“Appeals to Force/Fear:”
These “arguments” implicitly threaten their audience with harm if they do not accept the conclusion offered. They attempt to convince people to accept a conclusion by conveying that something bad will happen to them if they don’t.
“False Cause” Fallacies:
This reasoning assumes that one thing is the cause of another when, in fact, that causal connection is doubtful. Even if two things often coincide, that does not prove that one is the cause of the other. They may only have a common cause. Or it may be a coincidence.
“Slippery Slope” Fallacy:
This sort of reasoning assumes that if a certain thing is done, that will lead to a chain reaction which will end in disaster—when that end result is actually unlikely. Slippery slope reasoning is sometimes sound. Some actions really do lead to disastrous chains of events. But slippery slope reasoning is fallacious when the alleged disasterous consequences are actually unlikely.
This sort of reasoning says that two things are similar when actually they are not—at least in the relevant respects. “Arguments by analogy” exemplify this general form: `X is like Y. Y has property p. Therefore, probably, X has property p.’ Not all such arguments are fallacious. But they are fallacious when there are significant differences between the two things being compared, such that though the one thing has certain features it is unlikely that the other has those features.
A favourite of politicians and journalists, these are questions which “beg the question.” They simply assume something in such a way that whether one answers the question with a ‘yes’ or a ‘no,’ one is conceding what is being assumed. (Have you stopped stealing from your neighbors, for example? If you answer, ‘yes,’ you’re admitting that you did steal, even if you are no longer. If you answer, ‘no,’ you’re conceding that you’re still stealing from them.) If someone asks you such a question, reject it; point out that it assumes something you don’t concede. Don’t answer it.
These are arguments that assume that there are only two possibilities, when there are actually more. Typically they argue, ‘Either A is the case (or should be done), or B is the case (or should be done). But obviously A is not the case (or ought not be done). So, obviously, B must be the case (or should be done).’ But often there are other possibilities. Sometimes a combination of the two is a possibility; you don’t really have to choose between them. Or other times there is a completely different option. Even if A isn’t the correct option, B might not be either. Perhaps C is the correct answer.

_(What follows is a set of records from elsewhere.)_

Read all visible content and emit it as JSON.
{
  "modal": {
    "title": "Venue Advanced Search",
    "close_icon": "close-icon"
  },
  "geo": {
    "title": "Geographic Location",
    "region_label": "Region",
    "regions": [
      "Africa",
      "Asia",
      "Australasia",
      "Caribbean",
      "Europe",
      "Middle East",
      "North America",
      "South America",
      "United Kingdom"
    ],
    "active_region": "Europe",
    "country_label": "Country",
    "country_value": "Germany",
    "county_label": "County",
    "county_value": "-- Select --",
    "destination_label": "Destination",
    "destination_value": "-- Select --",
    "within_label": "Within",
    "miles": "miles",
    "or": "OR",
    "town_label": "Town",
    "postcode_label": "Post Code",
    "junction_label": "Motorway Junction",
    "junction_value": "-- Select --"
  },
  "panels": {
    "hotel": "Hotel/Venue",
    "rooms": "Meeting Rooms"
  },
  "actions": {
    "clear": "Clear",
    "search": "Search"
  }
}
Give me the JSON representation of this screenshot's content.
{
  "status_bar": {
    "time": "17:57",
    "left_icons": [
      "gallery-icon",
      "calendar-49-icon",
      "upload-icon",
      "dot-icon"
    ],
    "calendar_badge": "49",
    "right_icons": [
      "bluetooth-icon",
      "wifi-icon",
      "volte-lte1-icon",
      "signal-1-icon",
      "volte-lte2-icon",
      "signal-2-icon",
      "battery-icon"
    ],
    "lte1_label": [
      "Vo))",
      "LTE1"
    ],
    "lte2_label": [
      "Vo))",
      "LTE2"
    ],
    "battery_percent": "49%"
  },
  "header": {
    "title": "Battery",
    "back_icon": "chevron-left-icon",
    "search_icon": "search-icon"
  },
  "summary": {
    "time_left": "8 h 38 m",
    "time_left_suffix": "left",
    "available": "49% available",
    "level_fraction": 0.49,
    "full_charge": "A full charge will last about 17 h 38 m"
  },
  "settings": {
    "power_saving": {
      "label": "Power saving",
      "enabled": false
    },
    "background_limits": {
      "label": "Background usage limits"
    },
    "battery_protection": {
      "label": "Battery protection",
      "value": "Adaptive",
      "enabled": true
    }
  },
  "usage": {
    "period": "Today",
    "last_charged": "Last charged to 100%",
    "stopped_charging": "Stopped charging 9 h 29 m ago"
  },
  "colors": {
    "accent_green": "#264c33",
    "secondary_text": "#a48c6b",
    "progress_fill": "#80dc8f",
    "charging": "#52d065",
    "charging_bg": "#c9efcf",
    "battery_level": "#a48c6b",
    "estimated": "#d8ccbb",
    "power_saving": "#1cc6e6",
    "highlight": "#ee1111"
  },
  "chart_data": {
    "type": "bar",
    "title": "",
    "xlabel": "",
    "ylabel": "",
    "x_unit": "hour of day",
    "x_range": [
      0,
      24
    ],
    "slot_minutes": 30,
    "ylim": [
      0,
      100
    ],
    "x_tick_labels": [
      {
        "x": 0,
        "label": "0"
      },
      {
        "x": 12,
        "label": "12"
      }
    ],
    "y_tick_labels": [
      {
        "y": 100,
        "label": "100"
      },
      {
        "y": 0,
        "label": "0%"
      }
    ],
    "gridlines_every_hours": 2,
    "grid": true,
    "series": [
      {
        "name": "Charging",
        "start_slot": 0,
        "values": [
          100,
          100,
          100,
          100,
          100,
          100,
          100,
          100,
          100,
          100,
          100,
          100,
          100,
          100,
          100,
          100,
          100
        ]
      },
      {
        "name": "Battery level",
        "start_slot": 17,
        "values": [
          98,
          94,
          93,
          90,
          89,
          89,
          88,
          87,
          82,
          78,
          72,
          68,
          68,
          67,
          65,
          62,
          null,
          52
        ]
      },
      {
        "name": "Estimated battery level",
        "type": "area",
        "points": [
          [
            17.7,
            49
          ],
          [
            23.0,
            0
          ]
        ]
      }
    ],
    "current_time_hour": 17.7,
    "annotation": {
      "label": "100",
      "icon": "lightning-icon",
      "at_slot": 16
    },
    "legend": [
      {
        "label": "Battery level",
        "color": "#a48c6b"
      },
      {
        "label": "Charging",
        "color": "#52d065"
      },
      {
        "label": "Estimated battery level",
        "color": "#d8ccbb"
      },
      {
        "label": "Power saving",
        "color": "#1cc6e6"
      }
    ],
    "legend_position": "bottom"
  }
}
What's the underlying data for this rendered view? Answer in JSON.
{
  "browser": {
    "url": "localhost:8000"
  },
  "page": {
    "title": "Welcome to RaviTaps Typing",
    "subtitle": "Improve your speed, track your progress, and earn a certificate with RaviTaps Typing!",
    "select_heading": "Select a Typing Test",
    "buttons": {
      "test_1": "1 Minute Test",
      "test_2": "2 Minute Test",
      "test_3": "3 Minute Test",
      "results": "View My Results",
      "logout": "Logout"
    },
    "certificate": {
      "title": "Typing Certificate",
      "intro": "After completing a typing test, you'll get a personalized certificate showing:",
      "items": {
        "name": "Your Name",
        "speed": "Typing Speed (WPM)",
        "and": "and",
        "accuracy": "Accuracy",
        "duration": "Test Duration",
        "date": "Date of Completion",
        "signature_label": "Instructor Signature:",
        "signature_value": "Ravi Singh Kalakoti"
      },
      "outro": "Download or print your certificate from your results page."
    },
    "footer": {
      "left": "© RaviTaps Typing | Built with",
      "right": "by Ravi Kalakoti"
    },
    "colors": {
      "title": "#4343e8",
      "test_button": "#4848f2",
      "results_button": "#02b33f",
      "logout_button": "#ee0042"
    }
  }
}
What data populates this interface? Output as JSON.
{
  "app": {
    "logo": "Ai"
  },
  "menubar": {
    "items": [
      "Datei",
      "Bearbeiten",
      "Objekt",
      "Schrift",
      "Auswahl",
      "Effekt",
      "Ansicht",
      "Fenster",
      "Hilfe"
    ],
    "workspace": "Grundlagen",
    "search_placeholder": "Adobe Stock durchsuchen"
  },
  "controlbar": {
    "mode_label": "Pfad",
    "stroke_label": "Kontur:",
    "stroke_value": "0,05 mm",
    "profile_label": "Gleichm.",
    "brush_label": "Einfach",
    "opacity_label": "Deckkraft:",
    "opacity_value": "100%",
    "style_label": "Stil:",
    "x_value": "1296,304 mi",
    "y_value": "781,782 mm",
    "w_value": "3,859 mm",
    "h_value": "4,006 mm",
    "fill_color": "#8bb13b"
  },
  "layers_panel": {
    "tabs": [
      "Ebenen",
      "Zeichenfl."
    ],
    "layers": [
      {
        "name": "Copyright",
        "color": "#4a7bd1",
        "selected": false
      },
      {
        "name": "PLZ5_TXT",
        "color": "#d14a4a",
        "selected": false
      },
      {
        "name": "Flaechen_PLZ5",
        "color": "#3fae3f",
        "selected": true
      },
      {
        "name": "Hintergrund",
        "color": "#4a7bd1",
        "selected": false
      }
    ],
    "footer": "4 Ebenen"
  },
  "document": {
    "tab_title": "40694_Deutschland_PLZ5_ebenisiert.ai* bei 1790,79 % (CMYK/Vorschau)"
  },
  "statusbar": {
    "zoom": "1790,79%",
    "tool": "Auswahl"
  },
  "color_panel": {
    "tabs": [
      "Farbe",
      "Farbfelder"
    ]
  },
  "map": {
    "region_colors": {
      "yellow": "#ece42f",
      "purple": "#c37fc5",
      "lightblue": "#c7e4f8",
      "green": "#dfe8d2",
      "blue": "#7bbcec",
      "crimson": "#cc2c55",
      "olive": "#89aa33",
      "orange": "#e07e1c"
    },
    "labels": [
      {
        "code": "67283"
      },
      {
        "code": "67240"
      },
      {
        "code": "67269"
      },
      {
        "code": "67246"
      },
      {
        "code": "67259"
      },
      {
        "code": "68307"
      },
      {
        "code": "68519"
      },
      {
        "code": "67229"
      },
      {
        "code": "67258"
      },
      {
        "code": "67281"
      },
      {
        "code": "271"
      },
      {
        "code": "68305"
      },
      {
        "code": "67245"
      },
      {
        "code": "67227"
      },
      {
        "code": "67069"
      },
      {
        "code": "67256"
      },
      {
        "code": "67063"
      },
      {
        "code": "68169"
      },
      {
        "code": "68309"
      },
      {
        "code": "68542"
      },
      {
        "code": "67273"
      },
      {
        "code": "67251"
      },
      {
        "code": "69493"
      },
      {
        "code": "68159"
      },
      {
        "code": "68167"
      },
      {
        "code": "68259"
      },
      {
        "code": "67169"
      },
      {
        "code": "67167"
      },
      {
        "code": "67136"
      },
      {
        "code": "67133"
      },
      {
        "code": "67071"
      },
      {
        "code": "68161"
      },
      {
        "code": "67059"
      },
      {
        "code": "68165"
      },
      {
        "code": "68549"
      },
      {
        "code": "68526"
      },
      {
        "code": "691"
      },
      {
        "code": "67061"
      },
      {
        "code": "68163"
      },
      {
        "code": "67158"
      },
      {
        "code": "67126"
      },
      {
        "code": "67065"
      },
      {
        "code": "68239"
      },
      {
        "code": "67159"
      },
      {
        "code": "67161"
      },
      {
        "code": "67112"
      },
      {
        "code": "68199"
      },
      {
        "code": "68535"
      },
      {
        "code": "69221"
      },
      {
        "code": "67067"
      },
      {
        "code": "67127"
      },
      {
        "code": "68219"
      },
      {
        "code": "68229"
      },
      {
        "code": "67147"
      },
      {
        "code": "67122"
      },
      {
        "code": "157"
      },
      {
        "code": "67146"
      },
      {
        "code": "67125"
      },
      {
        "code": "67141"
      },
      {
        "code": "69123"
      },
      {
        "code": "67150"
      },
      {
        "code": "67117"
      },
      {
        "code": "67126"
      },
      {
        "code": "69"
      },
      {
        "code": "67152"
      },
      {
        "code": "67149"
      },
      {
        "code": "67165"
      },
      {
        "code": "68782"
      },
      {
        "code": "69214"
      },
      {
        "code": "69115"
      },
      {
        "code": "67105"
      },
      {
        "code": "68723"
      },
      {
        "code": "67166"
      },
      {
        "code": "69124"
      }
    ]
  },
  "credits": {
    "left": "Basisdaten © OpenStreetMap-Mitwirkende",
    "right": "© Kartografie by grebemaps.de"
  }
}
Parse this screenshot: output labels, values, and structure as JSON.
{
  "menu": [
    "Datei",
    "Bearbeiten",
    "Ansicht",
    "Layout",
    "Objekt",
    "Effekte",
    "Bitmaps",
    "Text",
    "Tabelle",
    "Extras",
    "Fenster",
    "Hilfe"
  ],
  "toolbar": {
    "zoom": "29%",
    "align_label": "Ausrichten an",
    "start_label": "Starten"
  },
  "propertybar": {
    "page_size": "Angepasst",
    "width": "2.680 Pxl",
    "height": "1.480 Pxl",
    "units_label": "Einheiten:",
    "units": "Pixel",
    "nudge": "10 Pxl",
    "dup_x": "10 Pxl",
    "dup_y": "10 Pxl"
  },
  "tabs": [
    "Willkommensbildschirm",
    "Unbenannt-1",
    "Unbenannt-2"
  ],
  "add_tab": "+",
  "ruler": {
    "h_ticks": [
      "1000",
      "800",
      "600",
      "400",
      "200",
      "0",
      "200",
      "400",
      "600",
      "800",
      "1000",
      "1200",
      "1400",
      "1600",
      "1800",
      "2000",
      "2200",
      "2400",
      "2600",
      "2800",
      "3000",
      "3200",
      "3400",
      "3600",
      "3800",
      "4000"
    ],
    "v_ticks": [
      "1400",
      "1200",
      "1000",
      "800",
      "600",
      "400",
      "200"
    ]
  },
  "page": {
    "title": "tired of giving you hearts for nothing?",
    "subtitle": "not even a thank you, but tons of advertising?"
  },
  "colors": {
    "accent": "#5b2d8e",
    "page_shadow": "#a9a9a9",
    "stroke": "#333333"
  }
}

You might look out for these common fallacies when encountering political rhetoric.
Thankfully, it’s always people on the other side that commit, and fall for, these logical errors.